The Beat: Origins of Poker; Obscure Forms of Poker Part 2
In this edition of The Beat we continue our look at obscure forms of poker. The poker world has heard of lowball. Many famous poker players play the game regularly and at the WSOP every year. In fact, the most famous of all lowball players and perhaps the greatest of all time, Billy Baxter says it is even more difficult to master than the popular hold ‘em. However, have you ever heard of 3-card low draw?
What in the world is 3-card low draw?
This is a game that was developed in home games around the U.S. as an alternative to other poker variants of low poker, primarily 2-7 lowball and triple draw. The exact origin is unknown. The game started with each player being dealt 3 cards. Then there was a round of betting. Next, there is the first drawing round in which a player may discard any, all or none of their cards. If a player chooses to draw none, it is considered standing pat. After the drawing round there is another round of betting. After the 2nd round of betting there is one last drawing round, same rules as the first draw. There is one more round of betting and the cards are revealed. The player with the best low hand wins the pot. In low poker the worse the hand, the better or the lower the hand, the better is the proper term. In 3-card low the Ace is always low and never high, similar to the old A-5 Lowball that used to be played at the WSOP in the 70′s. Flushes, straights, pairs etc. count against you. So the best possible hand is A-2-4 of at least one different suit. This hand is also known as a “pup.”
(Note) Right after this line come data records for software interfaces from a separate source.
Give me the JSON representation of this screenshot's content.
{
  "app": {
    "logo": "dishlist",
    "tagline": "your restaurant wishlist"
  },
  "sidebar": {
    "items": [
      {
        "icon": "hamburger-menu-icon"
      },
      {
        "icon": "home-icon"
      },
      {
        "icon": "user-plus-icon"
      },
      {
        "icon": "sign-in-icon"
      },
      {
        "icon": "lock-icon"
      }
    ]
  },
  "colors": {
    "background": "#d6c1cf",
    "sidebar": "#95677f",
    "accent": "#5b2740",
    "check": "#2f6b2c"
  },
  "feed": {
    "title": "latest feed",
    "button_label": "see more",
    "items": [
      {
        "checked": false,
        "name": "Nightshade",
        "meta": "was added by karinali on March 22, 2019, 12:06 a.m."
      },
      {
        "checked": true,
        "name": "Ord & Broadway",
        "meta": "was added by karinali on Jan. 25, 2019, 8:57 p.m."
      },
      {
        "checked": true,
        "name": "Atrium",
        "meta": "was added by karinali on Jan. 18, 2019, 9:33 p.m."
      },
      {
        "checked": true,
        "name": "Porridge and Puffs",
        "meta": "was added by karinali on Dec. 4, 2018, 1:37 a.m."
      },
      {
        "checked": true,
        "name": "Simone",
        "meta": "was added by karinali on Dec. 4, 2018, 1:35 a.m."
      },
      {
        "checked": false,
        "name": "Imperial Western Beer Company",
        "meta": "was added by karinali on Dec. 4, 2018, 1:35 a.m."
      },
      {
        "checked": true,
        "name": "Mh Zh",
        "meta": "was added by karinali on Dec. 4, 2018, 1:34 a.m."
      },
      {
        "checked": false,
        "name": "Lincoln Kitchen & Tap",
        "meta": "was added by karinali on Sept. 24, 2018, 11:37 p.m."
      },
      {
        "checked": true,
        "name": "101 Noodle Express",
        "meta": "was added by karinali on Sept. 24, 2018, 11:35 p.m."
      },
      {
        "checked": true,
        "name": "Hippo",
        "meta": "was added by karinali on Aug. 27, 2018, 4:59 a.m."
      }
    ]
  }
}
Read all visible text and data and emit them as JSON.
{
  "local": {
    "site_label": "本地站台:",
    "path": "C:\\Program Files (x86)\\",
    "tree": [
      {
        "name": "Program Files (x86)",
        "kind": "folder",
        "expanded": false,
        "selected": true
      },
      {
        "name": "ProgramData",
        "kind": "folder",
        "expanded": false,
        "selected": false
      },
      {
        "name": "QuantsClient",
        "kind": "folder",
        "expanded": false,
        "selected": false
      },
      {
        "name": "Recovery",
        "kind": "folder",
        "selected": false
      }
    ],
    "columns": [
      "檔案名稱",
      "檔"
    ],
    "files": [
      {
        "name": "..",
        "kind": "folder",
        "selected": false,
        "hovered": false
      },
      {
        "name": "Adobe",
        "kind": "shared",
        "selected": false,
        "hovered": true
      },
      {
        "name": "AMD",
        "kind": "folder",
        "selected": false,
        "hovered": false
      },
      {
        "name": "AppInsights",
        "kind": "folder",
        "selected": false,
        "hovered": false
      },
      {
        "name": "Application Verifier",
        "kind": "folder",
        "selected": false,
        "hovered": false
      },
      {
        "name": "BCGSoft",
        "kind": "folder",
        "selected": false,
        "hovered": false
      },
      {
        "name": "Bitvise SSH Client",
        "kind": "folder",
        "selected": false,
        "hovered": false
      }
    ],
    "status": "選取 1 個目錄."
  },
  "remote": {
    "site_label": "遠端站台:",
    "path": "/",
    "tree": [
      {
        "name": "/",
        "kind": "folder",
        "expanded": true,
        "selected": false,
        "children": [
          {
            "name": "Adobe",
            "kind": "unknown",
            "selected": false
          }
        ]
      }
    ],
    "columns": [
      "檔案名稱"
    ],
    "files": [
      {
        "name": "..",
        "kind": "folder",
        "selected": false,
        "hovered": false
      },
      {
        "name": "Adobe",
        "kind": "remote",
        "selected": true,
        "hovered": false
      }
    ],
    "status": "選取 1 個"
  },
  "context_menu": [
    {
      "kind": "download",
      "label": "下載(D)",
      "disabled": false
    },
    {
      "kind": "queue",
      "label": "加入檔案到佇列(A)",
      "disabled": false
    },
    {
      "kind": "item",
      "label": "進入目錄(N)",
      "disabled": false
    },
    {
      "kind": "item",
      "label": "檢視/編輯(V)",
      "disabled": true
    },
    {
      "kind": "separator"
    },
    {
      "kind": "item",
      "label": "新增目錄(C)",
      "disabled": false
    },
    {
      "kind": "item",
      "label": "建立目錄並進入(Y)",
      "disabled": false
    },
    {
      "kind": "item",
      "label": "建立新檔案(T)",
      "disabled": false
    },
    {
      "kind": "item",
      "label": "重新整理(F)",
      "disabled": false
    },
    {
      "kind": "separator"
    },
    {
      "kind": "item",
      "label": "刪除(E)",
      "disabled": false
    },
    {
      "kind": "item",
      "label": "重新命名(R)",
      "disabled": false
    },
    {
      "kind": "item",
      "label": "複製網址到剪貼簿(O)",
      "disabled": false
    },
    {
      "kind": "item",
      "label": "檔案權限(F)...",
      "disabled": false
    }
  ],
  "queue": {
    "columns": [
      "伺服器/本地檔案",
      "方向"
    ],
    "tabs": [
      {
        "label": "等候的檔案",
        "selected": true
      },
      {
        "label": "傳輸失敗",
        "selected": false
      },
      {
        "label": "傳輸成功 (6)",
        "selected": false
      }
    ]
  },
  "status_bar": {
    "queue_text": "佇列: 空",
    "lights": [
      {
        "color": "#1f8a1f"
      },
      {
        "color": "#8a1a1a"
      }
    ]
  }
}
Strategy for 3-card low draw:
Basic lowball rules and strategies apply with a few exceptions. Remember, in most lowball games the Ace always plays high, but in 3-card low draw it always plays low. Because there are only 3 cards to play, the range of hands that can win is rather high. Consequently, the range of hands you can play is also increased, but beware. Position is the most important thing in poker and that goes double (maybe triple) in lowball poker. In this game you have two chances to draw to a good hand. In 2-7 single draw drawing to a jack-low or 10-low can win you the hand, but in triple draw they are no good and rarely win. That is unless you play your position and pay attention to the amount of cards your opponents are drawing. The same goes true for this variant of lowball. Pay attention to the competition and if they are drawing none or 1 each time, then most likely you are up against a good hand. In lowball it is best to play your best in late position and stay out of the early position pots. In 3-card low draw that is especially true since there are 3 rounds of betting and 2 draws. It is a fast paced game with many possible hand variations, mostly played limit or pot limit. Could you imagine no-limit? Bombs away low-ballers, bombs away!
Mike “Daggum” Krisle – Beat Writer – AGP